*** Begin section ***
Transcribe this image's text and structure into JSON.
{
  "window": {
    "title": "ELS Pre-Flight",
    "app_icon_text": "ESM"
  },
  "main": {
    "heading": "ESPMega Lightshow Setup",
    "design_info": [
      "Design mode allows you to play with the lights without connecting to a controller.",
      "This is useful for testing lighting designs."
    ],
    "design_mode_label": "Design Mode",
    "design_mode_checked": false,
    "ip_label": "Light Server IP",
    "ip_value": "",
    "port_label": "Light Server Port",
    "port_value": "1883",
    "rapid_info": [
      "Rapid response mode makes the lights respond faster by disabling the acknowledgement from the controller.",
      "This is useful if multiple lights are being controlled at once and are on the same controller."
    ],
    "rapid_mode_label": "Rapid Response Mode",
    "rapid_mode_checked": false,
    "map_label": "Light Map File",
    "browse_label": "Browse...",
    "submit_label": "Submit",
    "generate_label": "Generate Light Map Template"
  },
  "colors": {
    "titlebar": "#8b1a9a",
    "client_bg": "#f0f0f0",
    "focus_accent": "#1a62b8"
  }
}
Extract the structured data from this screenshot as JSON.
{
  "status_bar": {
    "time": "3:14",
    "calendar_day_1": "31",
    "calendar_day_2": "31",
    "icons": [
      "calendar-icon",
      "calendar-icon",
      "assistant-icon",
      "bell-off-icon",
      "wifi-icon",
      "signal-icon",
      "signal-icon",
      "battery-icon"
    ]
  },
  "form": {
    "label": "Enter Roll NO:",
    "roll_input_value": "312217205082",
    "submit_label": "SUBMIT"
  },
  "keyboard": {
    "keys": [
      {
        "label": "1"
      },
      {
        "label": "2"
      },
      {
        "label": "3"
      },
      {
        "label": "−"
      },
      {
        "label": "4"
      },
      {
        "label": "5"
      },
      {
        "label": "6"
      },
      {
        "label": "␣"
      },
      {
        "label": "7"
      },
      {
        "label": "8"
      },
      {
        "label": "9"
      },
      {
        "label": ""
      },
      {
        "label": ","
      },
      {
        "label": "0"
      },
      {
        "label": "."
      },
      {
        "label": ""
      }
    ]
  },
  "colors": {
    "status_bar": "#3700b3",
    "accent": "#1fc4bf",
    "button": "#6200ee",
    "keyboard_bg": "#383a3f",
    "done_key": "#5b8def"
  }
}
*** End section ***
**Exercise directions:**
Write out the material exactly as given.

**Problem solution:**
Transcribe this image's text and structure into JSON.
{
  "window": {
    "title": "ELS Pre-Flight",
    "app_icon_text": "ESM"
  },
  "main": {
    "heading": "ESPMega Lightshow Setup",
    "design_info": [
      "Design mode allows you to play with the lights without connecting to a controller.",
      "This is useful for testing lighting designs."
    ],
    "design_mode_label": "Design Mode",
    "design_mode_checked": false,
    "ip_label": "Light Server IP",
    "ip_value": "",
    "port_label": "Light Server Port",
    "port_value": "1883",
    "rapid_info": [
      "Rapid response mode makes the lights respond faster by disabling the acknowledgement from the controller.",
      "This is useful if multiple lights are being controlled at once and are on the same controller."
    ],
    "rapid_mode_label": "Rapid Response Mode",
    "rapid_mode_checked": false,
    "map_label": "Light Map File",
    "browse_label": "Browse...",
    "submit_label": "Submit",
    "generate_label": "Generate Light Map Template"
  },
  "colors": {
    "titlebar": "#8b1a9a",
    "client_bg": "#f0f0f0",
    "focus_accent": "#1a62b8"
  }
}
Extract the structured data from this screenshot as JSON.
{
  "status_bar": {
    "time": "3:14",
    "calendar_day_1": "31",
    "calendar_day_2": "31",
    "icons": [
      "calendar-icon",
      "calendar-icon",
      "assistant-icon",
      "bell-off-icon",
      "wifi-icon",
      "signal-icon",
      "signal-icon",
      "battery-icon"
    ]
  },
  "form": {
    "label": "Enter Roll NO:",
    "roll_input_value": "312217205082",
    "submit_label": "SUBMIT"
  },
  "keyboard": {
    "keys": [
      {
        "label": "1"
      },
      {
        "label": "2"
      },
      {
        "label": "3"
      },
      {
        "label": "−"
      },
      {
        "label": "4"
      },
      {
        "label": "5"
      },
      {
        "label": "6"
      },
      {
        "label": "␣"
      },
      {
        "label": "7"
      },
      {
        "label": "8"
      },
      {
        "label": "9"
      },
      {
        "label": ""
      },
      {
        "label": ","
      },
      {
        "label": "0"
      },
      {
        "label": "."
      },
      {
        "label": ""
      }
    ]
  },
  "colors": {
    "status_bar": "#3700b3",
    "accent": "#1fc4bf",
    "button": "#6200ee",
    "keyboard_bg": "#383a3f",
    "done_key": "#5b8def"
  }
}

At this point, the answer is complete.